----- GIVEN DATA
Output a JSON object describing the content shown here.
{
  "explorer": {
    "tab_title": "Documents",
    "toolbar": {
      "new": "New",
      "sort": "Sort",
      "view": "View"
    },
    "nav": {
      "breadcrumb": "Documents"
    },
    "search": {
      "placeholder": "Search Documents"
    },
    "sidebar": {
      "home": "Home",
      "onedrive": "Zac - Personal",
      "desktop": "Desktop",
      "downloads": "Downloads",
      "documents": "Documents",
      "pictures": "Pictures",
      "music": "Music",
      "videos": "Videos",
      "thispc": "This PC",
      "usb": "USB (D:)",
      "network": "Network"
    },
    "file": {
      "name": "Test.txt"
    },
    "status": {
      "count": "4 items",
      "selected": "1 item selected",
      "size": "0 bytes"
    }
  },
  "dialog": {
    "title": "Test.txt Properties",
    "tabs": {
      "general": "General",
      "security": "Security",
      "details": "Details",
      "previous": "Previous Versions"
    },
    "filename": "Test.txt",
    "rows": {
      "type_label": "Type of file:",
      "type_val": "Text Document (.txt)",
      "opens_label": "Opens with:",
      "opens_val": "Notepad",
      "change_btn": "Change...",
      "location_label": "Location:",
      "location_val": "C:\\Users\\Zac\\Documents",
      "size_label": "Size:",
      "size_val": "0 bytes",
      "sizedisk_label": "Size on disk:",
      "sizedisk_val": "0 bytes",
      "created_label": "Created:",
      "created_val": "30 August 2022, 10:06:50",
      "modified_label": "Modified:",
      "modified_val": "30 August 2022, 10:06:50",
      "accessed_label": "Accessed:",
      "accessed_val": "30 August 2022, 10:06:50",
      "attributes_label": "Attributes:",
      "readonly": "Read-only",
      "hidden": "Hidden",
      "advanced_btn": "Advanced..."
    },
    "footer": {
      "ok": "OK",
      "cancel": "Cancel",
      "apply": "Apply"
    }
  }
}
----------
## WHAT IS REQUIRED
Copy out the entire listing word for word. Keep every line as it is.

## RESULT OF THIS TASK
Output a JSON object describing the content shown here.
{
  "explorer": {
    "tab_title": "Documents",
    "toolbar": {
      "new": "New",
      "sort": "Sort",
      "view": "View"
    },
    "nav": {
      "breadcrumb": "Documents"
    },
    "search": {
      "placeholder": "Search Documents"
    },
    "sidebar": {
      "home": "Home",
      "onedrive": "Zac - Personal",
      "desktop": "Desktop",
      "downloads": "Downloads",
      "documents": "Documents",
      "pictures": "Pictures",
      "music": "Music",
      "videos": "Videos",
      "thispc": "This PC",
      "usb": "USB (D:)",
      "network": "Network"
    },
    "file": {
      "name": "Test.txt"
    },
    "status": {
      "count": "4 items",
      "selected": "1 item selected",
      "size": "0 bytes"
    }
  },
  "dialog": {
    "title": "Test.txt Properties",
    "tabs": {
      "general": "General",
      "security": "Security",
      "details": "Details",
      "previous": "Previous Versions"
    },
    "filename": "Test.txt",
    "rows": {
      "type_label": "Type of file:",
      "type_val": "Text Document (.txt)",
      "opens_label": "Opens with:",
      "opens_val": "Notepad",
      "change_btn": "Change...",
      "location_label": "Location:",
      "location_val": "C:\\Users\\Zac\\Documents",
      "size_label": "Size:",
      "size_val": "0 bytes",
      "sizedisk_label": "Size on disk:",
      "sizedisk_val": "0 bytes",
      "created_label": "Created:",
      "created_val": "30 August 2022, 10:06:50",
      "modified_label": "Modified:",
      "modified_val": "30 August 2022, 10:06:50",
      "accessed_label": "Accessed:",
      "accessed_val": "30 August 2022, 10:06:50",
      "attributes_label": "Attributes:",
      "readonly": "Read-only",
      "hidden": "Hidden",
      "advanced_btn": "Advanced..."
    },
    "footer": {
      "ok": "OK",
      "cancel": "Cancel",
      "apply": "Apply"
    }
  }
}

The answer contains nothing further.